─── Record set

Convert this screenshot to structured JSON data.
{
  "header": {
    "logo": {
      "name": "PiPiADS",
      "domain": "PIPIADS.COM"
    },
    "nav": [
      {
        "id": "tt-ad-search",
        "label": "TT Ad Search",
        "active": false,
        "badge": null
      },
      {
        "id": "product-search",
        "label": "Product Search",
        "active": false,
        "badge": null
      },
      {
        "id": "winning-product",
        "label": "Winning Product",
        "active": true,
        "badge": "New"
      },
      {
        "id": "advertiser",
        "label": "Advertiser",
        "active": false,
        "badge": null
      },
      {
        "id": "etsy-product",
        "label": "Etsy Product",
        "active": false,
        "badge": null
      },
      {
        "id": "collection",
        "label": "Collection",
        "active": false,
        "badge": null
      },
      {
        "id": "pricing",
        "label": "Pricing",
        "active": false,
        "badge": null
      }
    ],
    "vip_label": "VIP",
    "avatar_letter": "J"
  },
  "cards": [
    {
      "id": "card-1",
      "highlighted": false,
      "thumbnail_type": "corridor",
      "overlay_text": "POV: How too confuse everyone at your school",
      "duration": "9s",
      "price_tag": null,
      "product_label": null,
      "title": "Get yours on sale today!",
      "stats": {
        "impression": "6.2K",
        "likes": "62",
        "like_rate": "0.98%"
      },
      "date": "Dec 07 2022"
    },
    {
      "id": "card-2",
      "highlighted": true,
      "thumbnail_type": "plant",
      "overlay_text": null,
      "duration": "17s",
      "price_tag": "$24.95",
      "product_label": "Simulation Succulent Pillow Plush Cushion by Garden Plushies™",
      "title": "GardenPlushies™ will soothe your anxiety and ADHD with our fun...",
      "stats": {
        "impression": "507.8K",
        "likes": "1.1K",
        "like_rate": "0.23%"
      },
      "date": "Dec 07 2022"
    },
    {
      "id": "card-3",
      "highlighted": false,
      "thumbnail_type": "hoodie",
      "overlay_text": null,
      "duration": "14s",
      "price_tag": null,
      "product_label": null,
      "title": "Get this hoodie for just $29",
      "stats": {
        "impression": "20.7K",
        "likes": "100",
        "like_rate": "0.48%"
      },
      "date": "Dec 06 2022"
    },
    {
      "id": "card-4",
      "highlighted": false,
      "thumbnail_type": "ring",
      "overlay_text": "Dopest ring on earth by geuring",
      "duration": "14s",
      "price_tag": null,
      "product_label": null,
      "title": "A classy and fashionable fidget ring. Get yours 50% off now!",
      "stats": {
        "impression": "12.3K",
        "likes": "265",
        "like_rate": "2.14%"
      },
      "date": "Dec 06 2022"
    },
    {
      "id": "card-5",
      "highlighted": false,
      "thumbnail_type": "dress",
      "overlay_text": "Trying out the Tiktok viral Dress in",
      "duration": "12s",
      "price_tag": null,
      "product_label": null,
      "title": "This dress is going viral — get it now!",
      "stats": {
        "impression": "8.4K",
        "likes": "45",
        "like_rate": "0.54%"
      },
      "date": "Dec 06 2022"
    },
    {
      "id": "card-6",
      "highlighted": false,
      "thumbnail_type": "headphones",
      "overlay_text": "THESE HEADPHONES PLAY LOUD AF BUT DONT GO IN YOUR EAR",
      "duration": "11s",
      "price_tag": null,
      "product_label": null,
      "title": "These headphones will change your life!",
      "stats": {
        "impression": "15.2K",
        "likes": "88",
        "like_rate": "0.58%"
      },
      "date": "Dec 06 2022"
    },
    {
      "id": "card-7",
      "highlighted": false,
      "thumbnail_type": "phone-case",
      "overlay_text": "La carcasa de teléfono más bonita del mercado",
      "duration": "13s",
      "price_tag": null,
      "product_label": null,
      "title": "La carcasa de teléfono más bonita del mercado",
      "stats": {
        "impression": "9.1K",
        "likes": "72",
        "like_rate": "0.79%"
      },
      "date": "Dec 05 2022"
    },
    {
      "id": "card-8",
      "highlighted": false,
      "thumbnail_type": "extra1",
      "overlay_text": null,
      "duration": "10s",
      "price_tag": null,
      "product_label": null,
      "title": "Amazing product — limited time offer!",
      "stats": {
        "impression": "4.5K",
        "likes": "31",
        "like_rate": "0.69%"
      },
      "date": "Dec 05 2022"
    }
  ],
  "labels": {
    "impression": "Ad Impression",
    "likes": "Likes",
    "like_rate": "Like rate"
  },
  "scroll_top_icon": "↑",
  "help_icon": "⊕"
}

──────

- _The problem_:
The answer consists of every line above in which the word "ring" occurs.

- _Task result_:
      "thumbnail_type": "ring",
      "overlay_text": "Dopest ring on earth by geuring",
      "title": "A classy and fashionable fidget ring. Get yours 50% off now!",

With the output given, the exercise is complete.